The essence of the UGC’s various pronouncements was the creation of an institutional framework in which there would be “flexibility” in the acquisition of higher education degrees, in terms of combinations of courses that need to be done as prerequisites, the time schedules, locations and modes through which they are completed. While the government seeks to promote this idea of flexibility as something that empowers students and facilitates the promotion of quality and meaningful higher education with equity and inclusion, teachers’ bodies argue that it will have the exact opposite effect— increase the effective cost of education and widen the gap between the few who can ‘afford’ quality education and those who cannot. Curricula will lose internal cohesion and structure, and teachers will no longer be able to shape them in accordance with the requirements of the best learning outcomes of students in specific degree programmes and institutions, they say.

Ideological agenda

The recent controversies surrounding the curricular changes brought about in the humanities at the behest of the UGC and the Ministry of Education exemplify the potential threat to academic autonomy and the manipulation of a centralised system to promote a particular ideological agenda. Cases in point are the removal of specific texts from the English syllabus at Delhi University, and the introduction of a course on terrorism in JNU’s Engineering School.

In the Central University of Kerala, the Vice Chancellor issued a circular on August 30, warning faculty members from delivering “anti-national” lectures and statements and threatened them with disciplinary action if they did so. This followed the suspension (subsequently withdrawn after extracting an apology) of a teacher in the university’s Department of International Relations and Politics after protests from the Akhil Bharatiya Vidyarthi Parishad (the student wing of the BJP) about his characterisation of the BJP-RSS (Rashtriya Swayamsewak Sangh) in a lecture on a course on fascism and nazism.

Even as India’s higher education system is being pushed towards a radical restructuring, the hyperactivity with regard to regulations is in sharp contrast to the lack of evidence of increased public investment. It would appear that the critics of NEP 2020 were right that the promises of increased public investment, autonomy, and equity and inclusion were myths that were propagated to conceal the real intentions behind the policy.

The NEP aims to increase Gross Enrolment Ratio (GER) in higher education, including vocational education, from 26.3 per cent in 2018 to 50 per cent by 2035 and proposes to add 3.5 crore new seats in higher educational institutions. Without matching public investment, this will not be a regular expansion.

There are ample signs of reluctance in accepting the NEP 2020 blindly. BJP-ruled States such as Karnataka were among the first to launch the NEP. However, there were protests in Karnataka on September 15 as some student organisations demanded a discussion on the NEP in the Assembly. On August 20, launching the policy in Mysuru, the Karnataka Minister for Higher Education said that it was not anti-poor, but student-centric. He was at pains to explain the merits of private educational institutions and advised people to change their attitudes towards them and not view them as merely commercial entities.

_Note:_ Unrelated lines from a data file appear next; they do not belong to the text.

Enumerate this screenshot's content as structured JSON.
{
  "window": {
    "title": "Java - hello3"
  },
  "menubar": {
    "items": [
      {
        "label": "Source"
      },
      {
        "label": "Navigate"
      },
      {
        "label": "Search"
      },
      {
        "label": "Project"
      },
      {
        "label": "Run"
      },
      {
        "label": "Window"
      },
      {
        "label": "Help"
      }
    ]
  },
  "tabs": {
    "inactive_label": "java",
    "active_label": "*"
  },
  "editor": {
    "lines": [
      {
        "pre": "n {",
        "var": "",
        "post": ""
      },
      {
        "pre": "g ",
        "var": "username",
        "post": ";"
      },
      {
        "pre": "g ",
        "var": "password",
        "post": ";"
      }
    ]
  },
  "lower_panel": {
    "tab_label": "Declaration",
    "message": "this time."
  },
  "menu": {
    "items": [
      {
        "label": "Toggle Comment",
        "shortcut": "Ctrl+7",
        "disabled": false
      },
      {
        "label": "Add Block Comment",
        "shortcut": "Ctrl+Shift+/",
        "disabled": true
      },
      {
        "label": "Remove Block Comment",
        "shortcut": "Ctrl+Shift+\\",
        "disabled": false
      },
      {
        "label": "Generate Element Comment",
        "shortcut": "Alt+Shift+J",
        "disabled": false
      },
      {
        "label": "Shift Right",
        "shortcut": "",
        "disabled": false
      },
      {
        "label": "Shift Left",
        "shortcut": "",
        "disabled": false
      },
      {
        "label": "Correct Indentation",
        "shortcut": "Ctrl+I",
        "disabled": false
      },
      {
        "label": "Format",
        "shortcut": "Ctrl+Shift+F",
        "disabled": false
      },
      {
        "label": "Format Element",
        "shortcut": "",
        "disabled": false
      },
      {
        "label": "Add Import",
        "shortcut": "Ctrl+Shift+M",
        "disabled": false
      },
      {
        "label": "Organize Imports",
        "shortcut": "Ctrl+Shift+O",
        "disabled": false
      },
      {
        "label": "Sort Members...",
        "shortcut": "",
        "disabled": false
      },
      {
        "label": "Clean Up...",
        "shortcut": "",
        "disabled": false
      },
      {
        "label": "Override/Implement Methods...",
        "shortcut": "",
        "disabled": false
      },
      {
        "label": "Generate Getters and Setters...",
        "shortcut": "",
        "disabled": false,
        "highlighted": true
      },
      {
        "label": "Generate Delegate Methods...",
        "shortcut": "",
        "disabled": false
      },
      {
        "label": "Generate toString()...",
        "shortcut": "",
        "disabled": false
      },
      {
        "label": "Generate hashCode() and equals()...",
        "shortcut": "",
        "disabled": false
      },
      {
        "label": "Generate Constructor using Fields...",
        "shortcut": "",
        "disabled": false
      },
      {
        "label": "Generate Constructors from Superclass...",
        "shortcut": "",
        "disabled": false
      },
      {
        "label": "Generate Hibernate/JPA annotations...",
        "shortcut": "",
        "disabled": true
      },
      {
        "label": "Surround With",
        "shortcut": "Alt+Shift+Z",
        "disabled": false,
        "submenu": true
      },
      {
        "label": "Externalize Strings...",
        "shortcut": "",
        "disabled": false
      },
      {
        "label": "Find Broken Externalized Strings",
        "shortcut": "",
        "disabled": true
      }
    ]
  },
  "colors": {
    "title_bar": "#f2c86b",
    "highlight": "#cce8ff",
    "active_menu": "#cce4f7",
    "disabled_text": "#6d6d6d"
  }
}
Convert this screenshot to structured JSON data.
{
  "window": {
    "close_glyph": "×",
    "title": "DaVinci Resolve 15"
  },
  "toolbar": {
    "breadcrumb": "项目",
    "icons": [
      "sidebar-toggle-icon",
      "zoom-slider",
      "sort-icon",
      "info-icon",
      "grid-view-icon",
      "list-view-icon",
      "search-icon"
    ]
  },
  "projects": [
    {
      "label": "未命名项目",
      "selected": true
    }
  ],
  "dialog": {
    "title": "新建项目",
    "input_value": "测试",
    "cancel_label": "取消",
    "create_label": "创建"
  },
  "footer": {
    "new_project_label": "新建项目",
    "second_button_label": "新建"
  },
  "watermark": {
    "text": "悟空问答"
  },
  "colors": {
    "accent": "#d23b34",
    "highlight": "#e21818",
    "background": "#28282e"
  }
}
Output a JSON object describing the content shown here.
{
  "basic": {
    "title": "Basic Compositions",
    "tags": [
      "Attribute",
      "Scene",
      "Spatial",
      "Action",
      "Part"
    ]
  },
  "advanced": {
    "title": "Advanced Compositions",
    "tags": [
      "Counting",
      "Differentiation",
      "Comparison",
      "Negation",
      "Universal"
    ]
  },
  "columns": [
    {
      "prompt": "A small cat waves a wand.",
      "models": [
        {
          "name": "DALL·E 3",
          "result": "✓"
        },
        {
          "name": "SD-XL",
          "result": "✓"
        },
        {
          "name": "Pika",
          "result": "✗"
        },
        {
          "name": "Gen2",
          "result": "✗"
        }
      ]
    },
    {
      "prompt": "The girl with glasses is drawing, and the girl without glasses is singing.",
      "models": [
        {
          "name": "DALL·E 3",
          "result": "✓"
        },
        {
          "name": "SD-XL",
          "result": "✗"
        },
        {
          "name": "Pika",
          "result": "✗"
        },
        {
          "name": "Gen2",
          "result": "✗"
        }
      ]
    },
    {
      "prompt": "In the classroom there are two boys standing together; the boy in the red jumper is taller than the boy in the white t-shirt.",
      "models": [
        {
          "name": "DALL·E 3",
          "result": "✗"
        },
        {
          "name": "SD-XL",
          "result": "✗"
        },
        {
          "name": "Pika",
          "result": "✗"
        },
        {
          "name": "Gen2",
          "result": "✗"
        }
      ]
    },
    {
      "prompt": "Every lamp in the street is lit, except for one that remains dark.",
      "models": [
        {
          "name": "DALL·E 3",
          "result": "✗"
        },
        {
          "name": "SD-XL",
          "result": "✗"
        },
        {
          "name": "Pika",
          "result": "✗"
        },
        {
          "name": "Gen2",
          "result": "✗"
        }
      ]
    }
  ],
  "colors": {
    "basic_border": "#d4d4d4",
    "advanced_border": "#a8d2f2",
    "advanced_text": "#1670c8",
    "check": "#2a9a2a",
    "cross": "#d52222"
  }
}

According to the All India Survey of Higher Education, nearly 79 per cent of colleges and over 66 per cent of enrolment is in the private sector, and the situation in universities is similar. The NEP 2020 has only a theoretical commitment to stepping up public investment in higher education. It has not been matched by actual expenditure.

Until that is done, it is unlikely that the GER will go up as most of the institutions in the private educational sector are out of reach for the masses. In the meantime, all that the NEP will have achieved would be a reinforcement of the top-down, over-centralised approach to higher education, with a greater flexibility for students to quit the system rather than stay.

This article is closed for comments.
Please Email the Editor